Why Isn't Suzi Quatro In The Rock Hall Of Fame? The First Rock Chick, Then And Now

Left: Suzi Quatro on the cover of Rolling Stone in 1975. Right: On stage at the Hammersmith Odeon in London in 1978. Sources: eBay; David Redfern/Redferns via Getty Images

Trailblazing musician Suzi Quatro is rightly credited with creating a new role for women in hard rock -- essentially, the rock 'n roll frontwoman, like a frontman in every way except gender. Quatro's band dressed like a bunch of bikers, and so did she. They were a four-piece, with Quatro on bass. With hard rock anthems like "48 Crash" and "Can The Can," which were massive hits outside of the U.S., Quatro proved that she could command the stage without having to wear a miniskirt and bang a tambourine. But is something missing from her resume?

Quatro has topped the singles chart in the UK (twice), Australia (three times), Germany, Ireland, South Africa, and Portugal. She's had eight top-ten hits in both Australia and Germany, and she's sold over 50 million albums worldwide. But how does the rock establishment judge someone who utterly failed to crack the U.S. market? Harshly, it would seem. Despite her achievements, Quatro isn't in the Rock And Roll Hall of Fame, an omission she called "disgusting" in early 2019. She told Billboard:

I'm pissed off that history is being rewritten. I was first, right? I was there before anybody else had a twinkle in their eye -- that's a fact of life.

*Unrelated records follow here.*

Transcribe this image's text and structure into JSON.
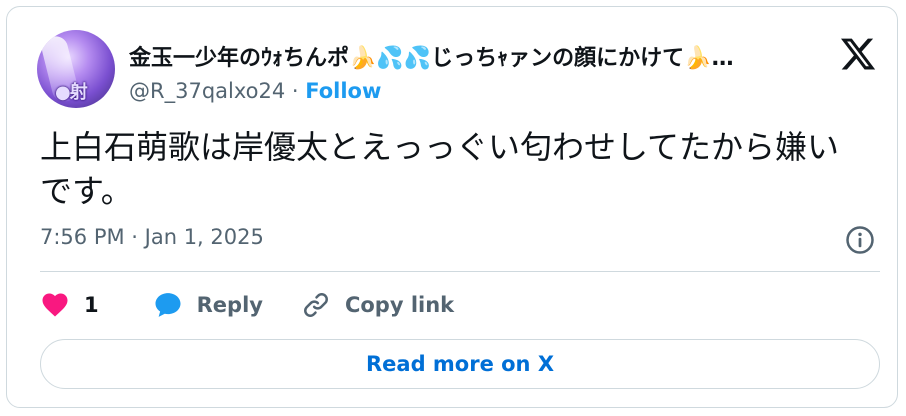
{
  "author": {
    "display_name": "金玉一少年のｳｫちんポ🍌💦💦じっちｬァンの顔にかけて🍌…",
    "handle": "@R_37qalxo24",
    "separator": " · ",
    "follow_label": "Follow",
    "avatar_overlay_text": "●射"
  },
  "tweet": {
    "text": "上白石萌歌は岸優太とえっっぐい匂わせしてたから嫌いです。",
    "timestamp": "7:56 PM · Jan 1, 2025"
  },
  "actions": {
    "like_count": "1",
    "reply_label": "Reply",
    "copy_link_label": "Copy link"
  },
  "read_more_label": "Read more on X",
  "icons": {
    "brand": "x-logo-icon",
    "info": "info-icon",
    "like": "heart-icon",
    "reply": "speech-bubble-icon",
    "copy_link": "link-icon"
  },
  "colors": {
    "accent": "#1d9bf0",
    "read_more": "#006fd6",
    "like": "#f91880",
    "secondary_text": "#536471",
    "border": "#cfd9de"
  }
}
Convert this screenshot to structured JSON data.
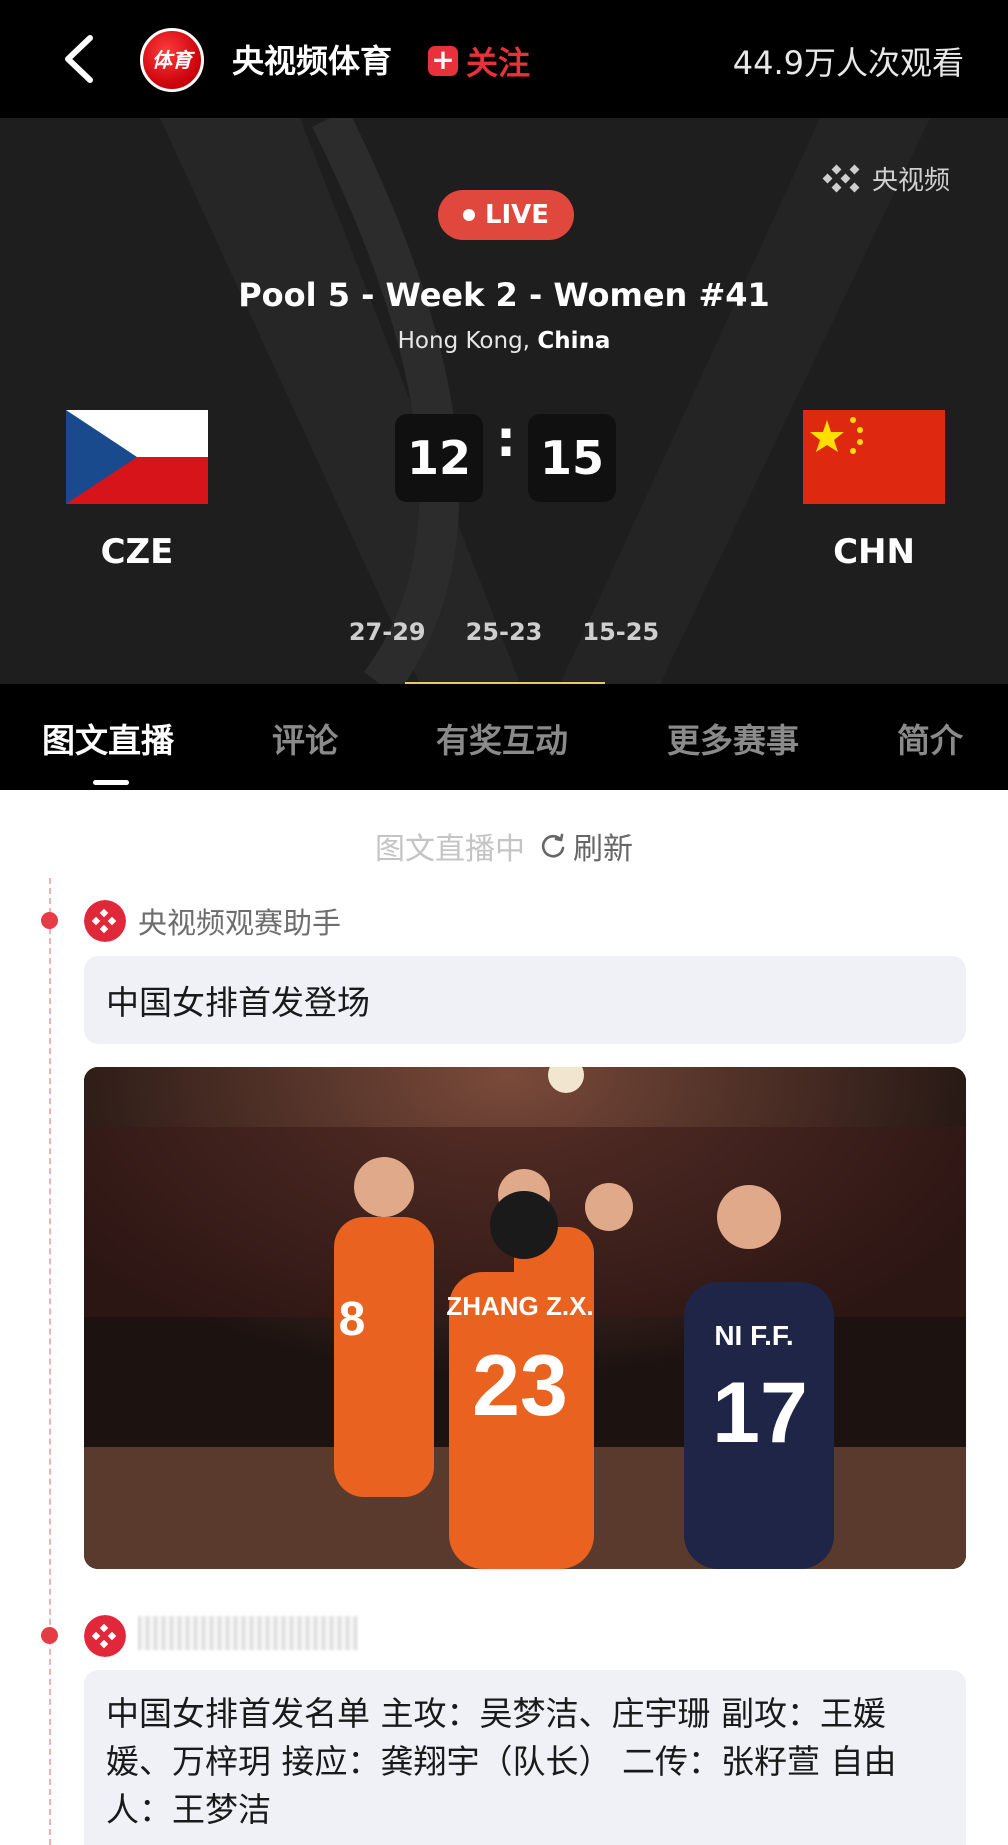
{
  "header": {
    "channel_logo_text": "体育",
    "channel_name": "央视频体育",
    "follow_label": "关注",
    "view_count": "44.9万人次观看"
  },
  "scoreboard": {
    "watermark": "央视频",
    "live_label": "LIVE",
    "match_title": "Pool 5 - Week 2 - Women #41",
    "venue_city": "Hong Kong, ",
    "venue_country": "China",
    "home": {
      "code": "CZE",
      "score": "12"
    },
    "away": {
      "code": "CHN",
      "score": "15"
    },
    "separator": ":",
    "sets": [
      "27-29",
      "25-23",
      "15-25"
    ],
    "colors": {
      "accent": "#e0483d",
      "background": "#1e1e1e",
      "cze_blue": "#1a4a8e",
      "cze_red": "#d7141a",
      "chn_red": "#de2910",
      "chn_star": "#ffde00"
    }
  },
  "tabs": [
    "图文直播",
    "评论",
    "有奖互动",
    "更多赛事",
    "简介"
  ],
  "feed": {
    "status_label": "图文直播中",
    "refresh_label": "刷新",
    "posts": [
      {
        "author": "央视频观赛助手",
        "text": "中国女排首发登场"
      },
      {
        "author": "",
        "text": "中国女排首发名单 主攻：吴梦洁、庄宇珊 副攻：王媛媛、万梓玥 接应：龚翔宇（队长） 二传：张籽萱 自由人：王梦洁"
      }
    ],
    "image_jerseys": [
      {
        "name": "ZHANG Z.X.",
        "number": "23"
      },
      {
        "name": "NI F.F.",
        "number": "17"
      },
      {
        "number": "8"
      }
    ]
  }
}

From the earliest days growing up in a musical family just outside Detroit, Suzi Quatro and her sisters brought the noise. From self-taught bass player to international superstar, Suzi Quatro’s journey showed women everywhere that rock 'n roll knows no gender lines. However, Quatro’s road to international fame and fortune did not come easy.